**PROBLEM TO SOLVE**
Retype every record that appears below, unchanged.
--- THE DATA Enclosed Below ---
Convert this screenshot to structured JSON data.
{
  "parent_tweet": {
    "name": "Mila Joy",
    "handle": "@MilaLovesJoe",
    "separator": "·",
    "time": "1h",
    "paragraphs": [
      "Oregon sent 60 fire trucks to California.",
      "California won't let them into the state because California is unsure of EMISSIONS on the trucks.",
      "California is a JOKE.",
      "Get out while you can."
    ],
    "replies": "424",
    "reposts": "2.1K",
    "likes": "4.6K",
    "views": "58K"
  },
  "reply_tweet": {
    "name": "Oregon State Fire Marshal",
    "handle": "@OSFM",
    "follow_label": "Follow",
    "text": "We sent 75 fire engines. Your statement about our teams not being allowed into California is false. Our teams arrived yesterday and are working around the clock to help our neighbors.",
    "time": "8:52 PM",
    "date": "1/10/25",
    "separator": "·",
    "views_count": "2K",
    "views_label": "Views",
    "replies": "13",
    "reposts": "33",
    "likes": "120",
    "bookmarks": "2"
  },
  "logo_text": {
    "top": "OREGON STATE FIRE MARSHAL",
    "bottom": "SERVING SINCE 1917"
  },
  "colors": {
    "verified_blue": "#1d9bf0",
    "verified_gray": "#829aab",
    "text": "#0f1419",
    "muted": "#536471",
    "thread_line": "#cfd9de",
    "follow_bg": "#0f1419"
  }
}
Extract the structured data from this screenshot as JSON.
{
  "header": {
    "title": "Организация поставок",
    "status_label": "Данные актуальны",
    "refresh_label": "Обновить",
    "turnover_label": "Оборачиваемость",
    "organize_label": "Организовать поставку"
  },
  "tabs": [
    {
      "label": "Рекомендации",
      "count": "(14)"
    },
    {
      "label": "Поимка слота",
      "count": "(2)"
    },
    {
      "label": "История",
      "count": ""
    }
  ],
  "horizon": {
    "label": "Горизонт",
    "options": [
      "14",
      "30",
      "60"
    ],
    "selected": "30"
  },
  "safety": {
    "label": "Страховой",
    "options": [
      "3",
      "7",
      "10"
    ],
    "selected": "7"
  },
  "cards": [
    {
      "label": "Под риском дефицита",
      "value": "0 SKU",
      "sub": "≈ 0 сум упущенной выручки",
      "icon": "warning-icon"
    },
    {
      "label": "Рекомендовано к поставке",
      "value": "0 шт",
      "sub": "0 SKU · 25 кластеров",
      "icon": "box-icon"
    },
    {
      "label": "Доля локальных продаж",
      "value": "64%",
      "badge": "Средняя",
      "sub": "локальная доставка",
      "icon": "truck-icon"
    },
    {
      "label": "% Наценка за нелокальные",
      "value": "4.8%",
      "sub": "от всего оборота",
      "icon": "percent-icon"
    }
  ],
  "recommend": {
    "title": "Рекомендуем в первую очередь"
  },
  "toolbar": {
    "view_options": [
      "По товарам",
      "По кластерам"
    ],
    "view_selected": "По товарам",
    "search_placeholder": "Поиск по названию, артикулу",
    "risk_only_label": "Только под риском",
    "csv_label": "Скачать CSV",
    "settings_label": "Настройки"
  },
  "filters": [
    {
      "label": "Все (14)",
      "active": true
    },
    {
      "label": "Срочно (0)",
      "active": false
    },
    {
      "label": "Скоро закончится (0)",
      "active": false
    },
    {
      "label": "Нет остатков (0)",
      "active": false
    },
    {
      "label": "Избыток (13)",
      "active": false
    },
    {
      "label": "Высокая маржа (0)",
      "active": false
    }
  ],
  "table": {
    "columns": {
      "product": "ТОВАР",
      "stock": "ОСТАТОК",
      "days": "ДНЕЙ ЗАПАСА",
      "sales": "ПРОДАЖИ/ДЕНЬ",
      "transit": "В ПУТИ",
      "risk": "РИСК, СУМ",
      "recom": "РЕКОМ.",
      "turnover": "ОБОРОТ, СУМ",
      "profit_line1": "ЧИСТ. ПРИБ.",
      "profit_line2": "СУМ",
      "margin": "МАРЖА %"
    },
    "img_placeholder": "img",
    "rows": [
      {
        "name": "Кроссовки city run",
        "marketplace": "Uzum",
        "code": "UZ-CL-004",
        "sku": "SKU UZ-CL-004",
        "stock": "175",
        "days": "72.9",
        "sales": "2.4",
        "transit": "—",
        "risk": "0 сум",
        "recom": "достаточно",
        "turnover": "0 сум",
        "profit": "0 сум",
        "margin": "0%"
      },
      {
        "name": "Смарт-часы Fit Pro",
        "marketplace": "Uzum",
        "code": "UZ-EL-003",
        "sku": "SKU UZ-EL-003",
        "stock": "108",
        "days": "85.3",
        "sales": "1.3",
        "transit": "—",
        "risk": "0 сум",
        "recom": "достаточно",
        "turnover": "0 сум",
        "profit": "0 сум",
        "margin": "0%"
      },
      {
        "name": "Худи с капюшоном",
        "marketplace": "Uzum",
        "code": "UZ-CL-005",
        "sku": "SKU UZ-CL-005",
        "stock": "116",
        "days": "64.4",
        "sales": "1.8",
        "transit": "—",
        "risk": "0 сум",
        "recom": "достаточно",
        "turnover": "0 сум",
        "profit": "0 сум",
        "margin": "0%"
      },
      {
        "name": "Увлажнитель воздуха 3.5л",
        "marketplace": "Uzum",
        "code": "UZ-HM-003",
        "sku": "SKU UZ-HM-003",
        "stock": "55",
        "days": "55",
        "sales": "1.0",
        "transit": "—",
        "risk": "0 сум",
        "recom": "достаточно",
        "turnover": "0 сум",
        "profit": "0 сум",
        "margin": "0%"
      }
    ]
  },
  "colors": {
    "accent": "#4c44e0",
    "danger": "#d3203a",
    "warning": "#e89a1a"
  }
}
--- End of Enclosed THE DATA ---
**FINISHED EXERCISE**
Convert this screenshot to structured JSON data.
{
  "parent_tweet": {
    "name": "Mila Joy",
    "handle": "@MilaLovesJoe",
    "separator": "·",
    "time": "1h",
    "paragraphs": [
      "Oregon sent 60 fire trucks to California.",
      "California won't let them into the state because California is unsure of EMISSIONS on the trucks.",
      "California is a JOKE.",
      "Get out while you can."
    ],
    "replies": "424",
    "reposts": "2.1K",
    "likes": "4.6K",
    "views": "58K"
  },
  "reply_tweet": {
    "name": "Oregon State Fire Marshal",
    "handle": "@OSFM",
    "follow_label": "Follow",
    "text": "We sent 75 fire engines. Your statement about our teams not being allowed into California is false. Our teams arrived yesterday and are working around the clock to help our neighbors.",
    "time": "8:52 PM",
    "date": "1/10/25",
    "separator": "·",
    "views_count": "2K",
    "views_label": "Views",
    "replies": "13",
    "reposts": "33",
    "likes": "120",
    "bookmarks": "2"
  },
  "logo_text": {
    "top": "OREGON STATE FIRE MARSHAL",
    "bottom": "SERVING SINCE 1917"
  },
  "colors": {
    "verified_blue": "#1d9bf0",
    "verified_gray": "#829aab",
    "text": "#0f1419",
    "muted": "#536471",
    "thread_line": "#cfd9de",
    "follow_bg": "#0f1419"
  }
}
Extract the structured data from this screenshot as JSON.
{
  "header": {
    "title": "Организация поставок",
    "status_label": "Данные актуальны",
    "refresh_label": "Обновить",
    "turnover_label": "Оборачиваемость",
    "organize_label": "Организовать поставку"
  },
  "tabs": [
    {
      "label": "Рекомендации",
      "count": "(14)"
    },
    {
      "label": "Поимка слота",
      "count": "(2)"
    },
    {
      "label": "История",
      "count": ""
    }
  ],
  "horizon": {
    "label": "Горизонт",
    "options": [
      "14",
      "30",
      "60"
    ],
    "selected": "30"
  },
  "safety": {
    "label": "Страховой",
    "options": [
      "3",
      "7",
      "10"
    ],
    "selected": "7"
  },
  "cards": [
    {
      "label": "Под риском дефицита",
      "value": "0 SKU",
      "sub": "≈ 0 сум упущенной выручки",
      "icon": "warning-icon"
    },
    {
      "label": "Рекомендовано к поставке",
      "value": "0 шт",
      "sub": "0 SKU · 25 кластеров",
      "icon": "box-icon"
    },
    {
      "label": "Доля локальных продаж",
      "value": "64%",
      "badge": "Средняя",
      "sub": "локальная доставка",
      "icon": "truck-icon"
    },
    {
      "label": "% Наценка за нелокальные",
      "value": "4.8%",
      "sub": "от всего оборота",
      "icon": "percent-icon"
    }
  ],
  "recommend": {
    "title": "Рекомендуем в первую очередь"
  },
  "toolbar": {
    "view_options": [
      "По товарам",
      "По кластерам"
    ],
    "view_selected": "По товарам",
    "search_placeholder": "Поиск по названию, артикулу",
    "risk_only_label": "Только под риском",
    "csv_label": "Скачать CSV",
    "settings_label": "Настройки"
  },
  "filters": [
    {
      "label": "Все (14)",
      "active": true
    },
    {
      "label": "Срочно (0)",
      "active": false
    },
    {
      "label": "Скоро закончится (0)",
      "active": false
    },
    {
      "label": "Нет остатков (0)",
      "active": false
    },
    {
      "label": "Избыток (13)",
      "active": false
    },
    {
      "label": "Высокая маржа (0)",
      "active": false
    }
  ],
  "table": {
    "columns": {
      "product": "ТОВАР",
      "stock": "ОСТАТОК",
      "days": "ДНЕЙ ЗАПАСА",
      "sales": "ПРОДАЖИ/ДЕНЬ",
      "transit": "В ПУТИ",
      "risk": "РИСК, СУМ",
      "recom": "РЕКОМ.",
      "turnover": "ОБОРОТ, СУМ",
      "profit_line1": "ЧИСТ. ПРИБ.",
      "profit_line2": "СУМ",
      "margin": "МАРЖА %"
    },
    "img_placeholder": "img",
    "rows": [
      {
        "name": "Кроссовки city run",
        "marketplace": "Uzum",
        "code": "UZ-CL-004",
        "sku": "SKU UZ-CL-004",
        "stock": "175",
        "days": "72.9",
        "sales": "2.4",
        "transit": "—",
        "risk": "0 сум",
        "recom": "достаточно",
        "turnover": "0 сум",
        "profit": "0 сум",
        "margin": "0%"
      },
      {
        "name": "Смарт-часы Fit Pro",
        "marketplace": "Uzum",
        "code": "UZ-EL-003",
        "sku": "SKU UZ-EL-003",
        "stock": "108",
        "days": "85.3",
        "sales": "1.3",
        "transit": "—",
        "risk": "0 сум",
        "recom": "достаточно",
        "turnover": "0 сум",
        "profit": "0 сум",
        "margin": "0%"
      },
      {
        "name": "Худи с капюшоном",
        "marketplace": "Uzum",
        "code": "UZ-CL-005",
        "sku": "SKU UZ-CL-005",
        "stock": "116",
        "days": "64.4",
        "sales": "1.8",
        "transit": "—",
        "risk": "0 сум",
        "recom": "достаточно",
        "turnover": "0 сум",
        "profit": "0 сум",
        "margin": "0%"
      },
      {
        "name": "Увлажнитель воздуха 3.5л",
        "marketplace": "Uzum",
        "code": "UZ-HM-003",
        "sku": "SKU UZ-HM-003",
        "stock": "55",
        "days": "55",
        "sales": "1.0",
        "transit": "—",
        "risk": "0 сум",
        "recom": "достаточно",
        "turnover": "0 сум",
        "profit": "0 сум",
        "margin": "0%"
      }
    ]
  },
  "colors": {
    "accent": "#4c44e0",
    "danger": "#d3203a",
    "warning": "#e89a1a"
  }
}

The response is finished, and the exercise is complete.